If Philip K. Dick and Ross Macdonald had collaborated on a mystery novel, they might have come up with something like The Little Sleep. Mark Genevich is a p. i. in south Boston. As a result of a serious car wreck, he's disfigured. And he's narcoleptic. You might think that would be enough of a handicap for a p. i., but one of the symptoms of narcolepsy is cataplexy, brought on by stress. So imagine yourself confronted by, say, a guy with a gun. You slide off your chair to the floor and lie there, conscious but unable to move. Not a good situation. But it gets worse. Another symptom is hypnagogic hallucinations, so you're never sure if things have actually happened or if you just imagined them. Makes it tough to solve a case.
But Genevich has a case, and it's a big one. It involves photographs that someone brings to his office, photographs that someone else wants to get his hands on. And there's a mysterious "it" that Genevich is supposed to find. He doesn't know what "it" is because of the hallucinations, but it has to do with Genevich's father, who's been dead since Genevich was five. Digging into the past can be dangerous for a guy with normal sleep patterns. For Genevich, it's double tough.
I've never used the phrase "new noir" before, but I think I will now.

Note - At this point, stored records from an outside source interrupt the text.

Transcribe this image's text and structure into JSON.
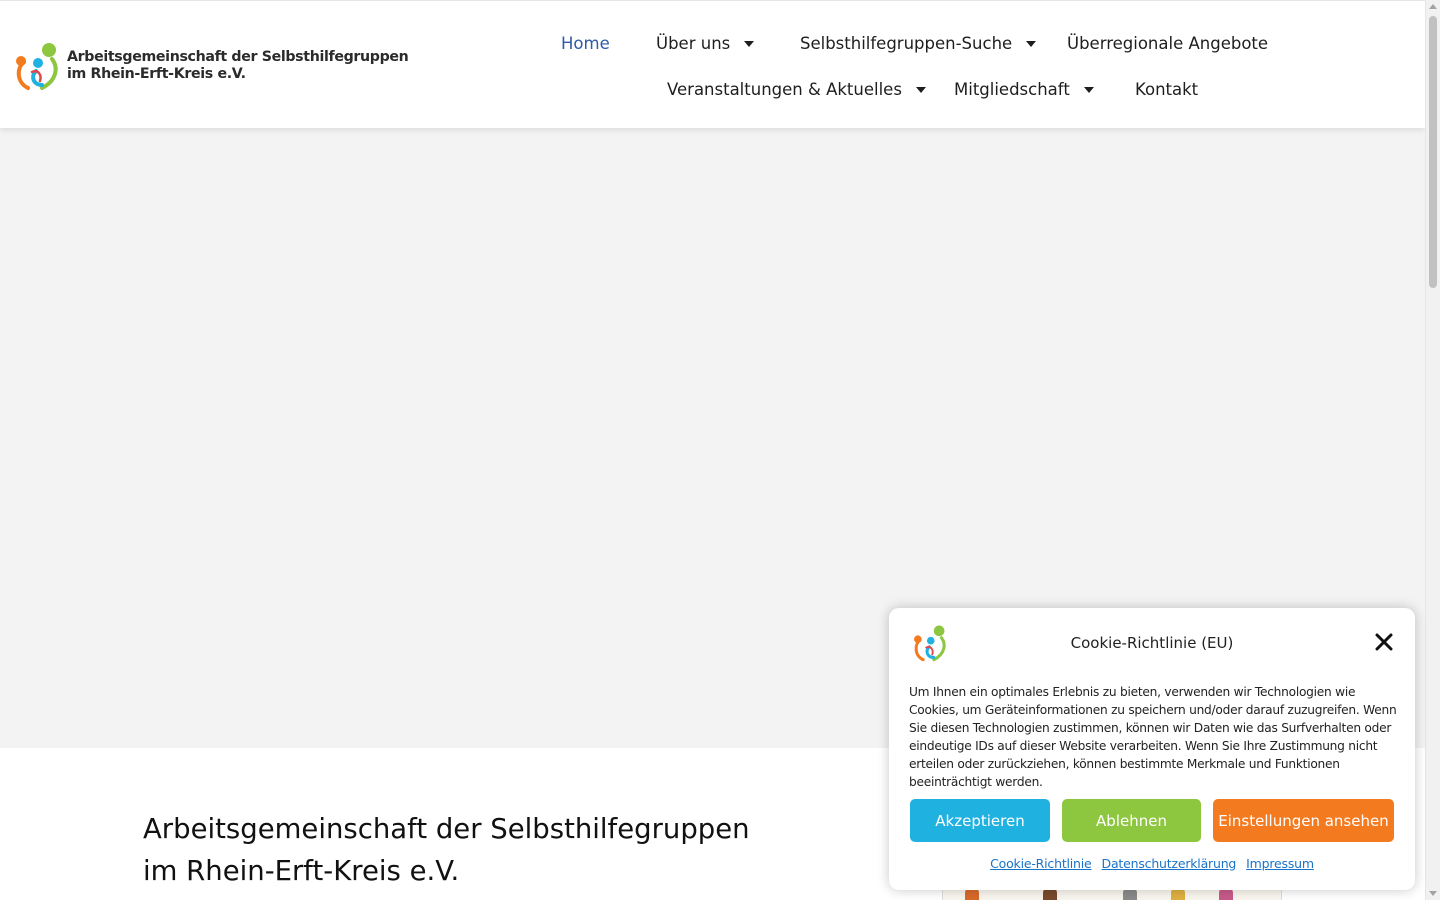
{
  "header": {
    "logo_line1": "Arbeitsgemeinschaft der Selbsthilfegruppen",
    "logo_line2": "im Rhein-Erft-Kreis e.V."
  },
  "nav": {
    "items": [
      {
        "label": "Home",
        "active": true,
        "has_dropdown": false
      },
      {
        "label": "Über uns",
        "has_dropdown": true
      },
      {
        "label": "Selbsthilfegruppen-Suche",
        "has_dropdown": true
      },
      {
        "label": "Überregionale Angebote",
        "has_dropdown": false
      },
      {
        "label": "Veranstaltungen & Aktuelles",
        "has_dropdown": true
      },
      {
        "label": "Mitgliedschaft",
        "has_dropdown": true
      },
      {
        "label": "Kontakt",
        "has_dropdown": false
      }
    ]
  },
  "content": {
    "title_line1": "Arbeitsgemeinschaft der Selbsthilfegruppen",
    "title_line2": "im Rhein-Erft-Kreis e.V."
  },
  "cookie": {
    "title": "Cookie-Richtlinie (EU)",
    "text": "Um Ihnen ein optimales Erlebnis zu bieten, verwenden wir Technologien wie Cookies, um Geräteinformationen zu speichern und/oder darauf zuzugreifen. Wenn Sie diesen Technologien zustimmen, können wir Daten wie das Surfverhalten oder eindeutige IDs auf dieser Website verarbeiten. Wenn Sie Ihre Zustimmung nicht erteilen oder zurückziehen, können bestimmte Merkmale und Funktionen beeinträchtigt werden.",
    "accept_label": "Akzeptieren",
    "deny_label": "Ablehnen",
    "settings_label": "Einstellungen ansehen",
    "links": [
      "Cookie-Richtlinie",
      "Datenschutzerklärung",
      "Impressum"
    ]
  },
  "colors": {
    "nav_active": "#2f5aa8",
    "accept": "#1fb2e0",
    "deny": "#8dc63f",
    "settings": "#f47a20",
    "link": "#1a73c9",
    "logo_orange": "#f47a20",
    "logo_green": "#8dc63f",
    "logo_blue": "#1fb2e0"
  },
  "icons": {
    "logo": "people-logo-icon",
    "close": "close-icon",
    "dropdown": "caret-down-icon"
  }
}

The Little Sleep is new noir with panache. Coming in March, I think. Check it out.